Documenting an indication when prescribing antimicrobials is considered best practice; however, a better understanding of the evidence is needed to support broader implementation of this practice.
We performed a scoping review to evaluate antimicrobial indication documentation as it pertains to its implementation, prevalence, accuracy and impact on clinical and utilisation outcomes in all patient populations.
Published and unpublished literature evaluating the documentation of an indication for antimicrobial prescribing.
Sources of evidence
A search was conducted in MEDLINE, Embase, CINAHL and International Pharmaceutical Abstracts in addition to a review of the grey literature.
Charting and analysis
Screening and extraction was performed by two independent reviewers. Studies were categorised inductively and results were presented descriptively.
We identified 123 peer-reviewed articles and grey literature documents for inclusion. Most studies took place in a hospital setting (109, 89%). The median prevalence of antimicrobial indication documentation was 75% (range 4%–100%). Studies evaluating the impact of indication documentation on prescribing and patient outcomes most commonly examined appropriateness and identified a benefit to prescribing or patient outcomes in 17 of 19 studies. Qualitative studies evaluating healthcare worker perspectives (n=10) noted the common barriers and facilitators to this practice.
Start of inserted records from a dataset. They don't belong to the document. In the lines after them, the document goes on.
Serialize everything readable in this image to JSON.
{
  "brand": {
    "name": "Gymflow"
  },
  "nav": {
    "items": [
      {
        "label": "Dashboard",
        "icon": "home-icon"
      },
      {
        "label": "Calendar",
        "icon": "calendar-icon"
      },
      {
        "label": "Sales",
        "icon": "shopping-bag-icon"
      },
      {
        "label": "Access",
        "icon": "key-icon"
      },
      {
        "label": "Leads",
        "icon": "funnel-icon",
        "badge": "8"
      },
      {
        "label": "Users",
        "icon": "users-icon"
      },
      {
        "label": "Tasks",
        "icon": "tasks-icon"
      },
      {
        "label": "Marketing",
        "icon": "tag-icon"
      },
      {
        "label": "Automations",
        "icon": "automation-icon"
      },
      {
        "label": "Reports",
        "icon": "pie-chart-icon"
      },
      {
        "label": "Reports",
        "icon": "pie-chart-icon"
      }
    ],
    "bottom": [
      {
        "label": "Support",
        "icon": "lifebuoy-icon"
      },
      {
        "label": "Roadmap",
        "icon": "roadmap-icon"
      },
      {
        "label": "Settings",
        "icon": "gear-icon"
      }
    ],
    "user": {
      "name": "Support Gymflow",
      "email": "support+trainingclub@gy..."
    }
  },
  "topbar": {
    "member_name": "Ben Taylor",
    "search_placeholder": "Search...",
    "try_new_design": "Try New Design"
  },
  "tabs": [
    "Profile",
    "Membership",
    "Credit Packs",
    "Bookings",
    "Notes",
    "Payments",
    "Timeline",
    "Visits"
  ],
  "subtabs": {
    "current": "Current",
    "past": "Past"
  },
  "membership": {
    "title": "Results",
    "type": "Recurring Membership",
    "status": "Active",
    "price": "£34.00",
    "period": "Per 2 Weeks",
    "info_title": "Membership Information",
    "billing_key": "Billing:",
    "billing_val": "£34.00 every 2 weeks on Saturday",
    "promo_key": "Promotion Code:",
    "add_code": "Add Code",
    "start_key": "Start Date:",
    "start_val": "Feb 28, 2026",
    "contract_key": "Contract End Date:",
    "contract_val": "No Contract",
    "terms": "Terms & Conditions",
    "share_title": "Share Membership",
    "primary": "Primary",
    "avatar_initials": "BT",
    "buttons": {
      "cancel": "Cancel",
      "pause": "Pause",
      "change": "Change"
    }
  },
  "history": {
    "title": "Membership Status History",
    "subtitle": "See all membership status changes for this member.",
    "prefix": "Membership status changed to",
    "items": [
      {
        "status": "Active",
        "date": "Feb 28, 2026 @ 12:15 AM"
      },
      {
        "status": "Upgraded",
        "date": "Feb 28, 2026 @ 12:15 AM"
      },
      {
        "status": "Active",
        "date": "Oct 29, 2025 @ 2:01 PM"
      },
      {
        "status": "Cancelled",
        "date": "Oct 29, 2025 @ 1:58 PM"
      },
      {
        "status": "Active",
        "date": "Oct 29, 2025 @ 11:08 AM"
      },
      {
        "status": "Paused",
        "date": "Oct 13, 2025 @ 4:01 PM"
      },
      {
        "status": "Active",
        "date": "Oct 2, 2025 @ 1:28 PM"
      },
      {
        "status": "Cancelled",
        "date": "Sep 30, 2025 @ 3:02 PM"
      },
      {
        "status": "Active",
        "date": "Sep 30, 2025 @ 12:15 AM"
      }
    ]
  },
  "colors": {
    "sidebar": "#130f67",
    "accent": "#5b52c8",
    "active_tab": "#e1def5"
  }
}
There is growing interest in the importance of documenting an indication when prescribing antimicrobials. While antimicrobial indication documentation is not uniformly implemented, several studies have shown that multipronged approaches can be used to improve this practice. Emerging evidence demonstrates that antimicrobial indication documentation is associated with improved prescribing and patient outcomes both in community and hospital settings. But setting-specific and larger trials are needed to provide a more robust evidence base for this practice.